Given records:
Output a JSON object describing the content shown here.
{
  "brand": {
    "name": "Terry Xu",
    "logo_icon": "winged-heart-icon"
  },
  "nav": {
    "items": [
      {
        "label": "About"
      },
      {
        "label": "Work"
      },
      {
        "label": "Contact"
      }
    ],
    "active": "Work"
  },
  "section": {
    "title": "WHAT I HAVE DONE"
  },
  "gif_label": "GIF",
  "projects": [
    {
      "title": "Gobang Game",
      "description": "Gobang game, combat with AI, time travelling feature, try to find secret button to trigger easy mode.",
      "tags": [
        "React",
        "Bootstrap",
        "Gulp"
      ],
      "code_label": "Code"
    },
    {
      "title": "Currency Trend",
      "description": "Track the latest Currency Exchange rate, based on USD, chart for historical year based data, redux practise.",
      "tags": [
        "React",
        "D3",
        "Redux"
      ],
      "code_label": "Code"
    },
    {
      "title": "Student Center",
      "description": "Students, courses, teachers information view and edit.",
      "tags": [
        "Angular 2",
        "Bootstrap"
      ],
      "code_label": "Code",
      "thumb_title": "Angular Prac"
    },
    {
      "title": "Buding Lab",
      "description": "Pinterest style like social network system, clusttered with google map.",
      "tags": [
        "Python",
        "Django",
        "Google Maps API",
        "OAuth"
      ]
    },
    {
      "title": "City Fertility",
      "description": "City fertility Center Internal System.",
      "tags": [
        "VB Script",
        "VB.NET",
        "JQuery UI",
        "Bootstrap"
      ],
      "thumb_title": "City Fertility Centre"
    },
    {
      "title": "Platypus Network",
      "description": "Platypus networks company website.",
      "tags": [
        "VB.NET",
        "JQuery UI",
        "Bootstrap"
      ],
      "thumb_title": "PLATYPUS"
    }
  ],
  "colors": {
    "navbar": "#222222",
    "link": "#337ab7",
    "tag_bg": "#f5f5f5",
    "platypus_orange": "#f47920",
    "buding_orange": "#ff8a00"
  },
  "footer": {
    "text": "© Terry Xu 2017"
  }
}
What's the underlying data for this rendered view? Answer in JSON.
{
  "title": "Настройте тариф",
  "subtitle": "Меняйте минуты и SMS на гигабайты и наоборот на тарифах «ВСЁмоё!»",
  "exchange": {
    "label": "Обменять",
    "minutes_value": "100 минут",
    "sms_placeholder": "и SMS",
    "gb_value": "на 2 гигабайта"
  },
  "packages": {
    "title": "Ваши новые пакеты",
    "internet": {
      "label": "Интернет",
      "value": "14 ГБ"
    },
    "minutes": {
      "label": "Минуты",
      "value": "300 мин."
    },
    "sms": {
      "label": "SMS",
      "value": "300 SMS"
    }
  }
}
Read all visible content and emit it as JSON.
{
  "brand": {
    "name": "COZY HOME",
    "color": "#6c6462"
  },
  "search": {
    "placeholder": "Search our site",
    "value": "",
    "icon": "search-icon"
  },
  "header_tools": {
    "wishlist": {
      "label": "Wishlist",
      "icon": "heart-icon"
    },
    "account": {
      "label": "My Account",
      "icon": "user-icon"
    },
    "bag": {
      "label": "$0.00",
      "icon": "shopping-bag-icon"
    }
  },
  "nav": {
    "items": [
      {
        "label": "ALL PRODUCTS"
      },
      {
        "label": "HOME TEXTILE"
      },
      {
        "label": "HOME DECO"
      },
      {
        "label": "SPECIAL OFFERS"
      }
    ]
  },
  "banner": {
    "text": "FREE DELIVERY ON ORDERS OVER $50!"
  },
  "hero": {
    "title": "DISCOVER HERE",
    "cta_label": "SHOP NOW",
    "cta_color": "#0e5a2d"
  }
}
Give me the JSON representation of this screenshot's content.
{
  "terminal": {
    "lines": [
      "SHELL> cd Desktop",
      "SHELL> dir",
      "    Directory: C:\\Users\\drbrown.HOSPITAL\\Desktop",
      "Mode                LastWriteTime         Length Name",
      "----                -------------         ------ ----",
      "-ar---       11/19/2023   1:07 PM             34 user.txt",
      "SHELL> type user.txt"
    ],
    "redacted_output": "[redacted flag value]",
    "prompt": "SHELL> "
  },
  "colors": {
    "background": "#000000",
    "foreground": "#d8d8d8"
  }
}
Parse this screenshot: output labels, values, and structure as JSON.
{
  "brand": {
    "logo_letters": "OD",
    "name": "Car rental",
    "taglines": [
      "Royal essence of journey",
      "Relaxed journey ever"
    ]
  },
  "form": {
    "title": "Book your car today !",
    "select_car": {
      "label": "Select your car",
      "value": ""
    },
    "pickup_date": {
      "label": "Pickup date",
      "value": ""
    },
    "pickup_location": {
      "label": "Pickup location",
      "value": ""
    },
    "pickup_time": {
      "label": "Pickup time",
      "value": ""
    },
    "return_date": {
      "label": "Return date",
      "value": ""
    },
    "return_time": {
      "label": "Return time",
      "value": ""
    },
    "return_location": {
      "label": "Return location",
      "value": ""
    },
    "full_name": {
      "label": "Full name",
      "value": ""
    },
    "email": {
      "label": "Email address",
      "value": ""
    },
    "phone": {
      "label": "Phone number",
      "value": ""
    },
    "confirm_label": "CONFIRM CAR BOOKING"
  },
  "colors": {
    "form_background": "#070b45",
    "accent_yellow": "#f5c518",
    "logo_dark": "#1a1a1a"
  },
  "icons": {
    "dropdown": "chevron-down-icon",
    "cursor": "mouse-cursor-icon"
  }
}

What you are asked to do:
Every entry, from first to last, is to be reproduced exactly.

Exercise solution:
Output a JSON object describing the content shown here.
{
  "brand": {
    "name": "Terry Xu",
    "logo_icon": "winged-heart-icon"
  },
  "nav": {
    "items": [
      {
        "label": "About"
      },
      {
        "label": "Work"
      },
      {
        "label": "Contact"
      }
    ],
    "active": "Work"
  },
  "section": {
    "title": "WHAT I HAVE DONE"
  },
  "gif_label": "GIF",
  "projects": [
    {
      "title": "Gobang Game",
      "description": "Gobang game, combat with AI, time travelling feature, try to find secret button to trigger easy mode.",
      "tags": [
        "React",
        "Bootstrap",
        "Gulp"
      ],
      "code_label": "Code"
    },
    {
      "title": "Currency Trend",
      "description": "Track the latest Currency Exchange rate, based on USD, chart for historical year based data, redux practise.",
      "tags": [
        "React",
        "D3",
        "Redux"
      ],
      "code_label": "Code"
    },
    {
      "title": "Student Center",
      "description": "Students, courses, teachers information view and edit.",
      "tags": [
        "Angular 2",
        "Bootstrap"
      ],
      "code_label": "Code",
      "thumb_title": "Angular Prac"
    },
    {
      "title": "Buding Lab",
      "description": "Pinterest style like social network system, clusttered with google map.",
      "tags": [
        "Python",
        "Django",
        "Google Maps API",
        "OAuth"
      ]
    },
    {
      "title": "City Fertility",
      "description": "City fertility Center Internal System.",
      "tags": [
        "VB Script",
        "VB.NET",
        "JQuery UI",
        "Bootstrap"
      ],
      "thumb_title": "City Fertility Centre"
    },
    {
      "title": "Platypus Network",
      "description": "Platypus networks company website.",
      "tags": [
        "VB.NET",
        "JQuery UI",
        "Bootstrap"
      ],
      "thumb_title": "PLATYPUS"
    }
  ],
  "colors": {
    "navbar": "#222222",
    "link": "#337ab7",
    "tag_bg": "#f5f5f5",
    "platypus_orange": "#f47920",
    "buding_orange": "#ff8a00"
  },
  "footer": {
    "text": "© Terry Xu 2017"
  }
}
What's the underlying data for this rendered view? Answer in JSON.
{
  "title": "Настройте тариф",
  "subtitle": "Меняйте минуты и SMS на гигабайты и наоборот на тарифах «ВСЁмоё!»",
  "exchange": {
    "label": "Обменять",
    "minutes_value": "100 минут",
    "sms_placeholder": "и SMS",
    "gb_value": "на 2 гигабайта"
  },
  "packages": {
    "title": "Ваши новые пакеты",
    "internet": {
      "label": "Интернет",
      "value": "14 ГБ"
    },
    "minutes": {
      "label": "Минуты",
      "value": "300 мин."
    },
    "sms": {
      "label": "SMS",
      "value": "300 SMS"
    }
  }
}
Read all visible content and emit it as JSON.
{
  "brand": {
    "name": "COZY HOME",
    "color": "#6c6462"
  },
  "search": {
    "placeholder": "Search our site",
    "value": "",
    "icon": "search-icon"
  },
  "header_tools": {
    "wishlist": {
      "label": "Wishlist",
      "icon": "heart-icon"
    },
    "account": {
      "label": "My Account",
      "icon": "user-icon"
    },
    "bag": {
      "label": "$0.00",
      "icon": "shopping-bag-icon"
    }
  },
  "nav": {
    "items": [
      {
        "label": "ALL PRODUCTS"
      },
      {
        "label": "HOME TEXTILE"
      },
      {
        "label": "HOME DECO"
      },
      {
        "label": "SPECIAL OFFERS"
      }
    ]
  },
  "banner": {
    "text": "FREE DELIVERY ON ORDERS OVER $50!"
  },
  "hero": {
    "title": "DISCOVER HERE",
    "cta_label": "SHOP NOW",
    "cta_color": "#0e5a2d"
  }
}
Give me the JSON representation of this screenshot's content.
{
  "terminal": {
    "lines": [
      "SHELL> cd Desktop",
      "SHELL> dir",
      "    Directory: C:\\Users\\drbrown.HOSPITAL\\Desktop",
      "Mode                LastWriteTime         Length Name",
      "----                -------------         ------ ----",
      "-ar---       11/19/2023   1:07 PM             34 user.txt",
      "SHELL> type user.txt"
    ],
    "redacted_output": "[redacted flag value]",
    "prompt": "SHELL> "
  },
  "colors": {
    "background": "#000000",
    "foreground": "#d8d8d8"
  }
}
Parse this screenshot: output labels, values, and structure as JSON.
{
  "brand": {
    "logo_letters": "OD",
    "name": "Car rental",
    "taglines": [
      "Royal essence of journey",
      "Relaxed journey ever"
    ]
  },
  "form": {
    "title": "Book your car today !",
    "select_car": {
      "label": "Select your car",
      "value": ""
    },
    "pickup_date": {
      "label": "Pickup date",
      "value": ""
    },
    "pickup_location": {
      "label": "Pickup location",
      "value": ""
    },
    "pickup_time": {
      "label": "Pickup time",
      "value": ""
    },
    "return_date": {
      "label": "Return date",
      "value": ""
    },
    "return_time": {
      "label": "Return time",
      "value": ""
    },
    "return_location": {
      "label": "Return location",
      "value": ""
    },
    "full_name": {
      "label": "Full name",
      "value": ""
    },
    "email": {
      "label": "Email address",
      "value": ""
    },
    "phone": {
      "label": "Phone number",
      "value": ""
    },
    "confirm_label": "CONFIRM CAR BOOKING"
  },
  "colors": {
    "form_background": "#070b45",
    "accent_yellow": "#f5c518",
    "logo_dark": "#1a1a1a"
  },
  "icons": {
    "dropdown": "chevron-down-icon",
    "cursor": "mouse-cursor-icon"
  }
}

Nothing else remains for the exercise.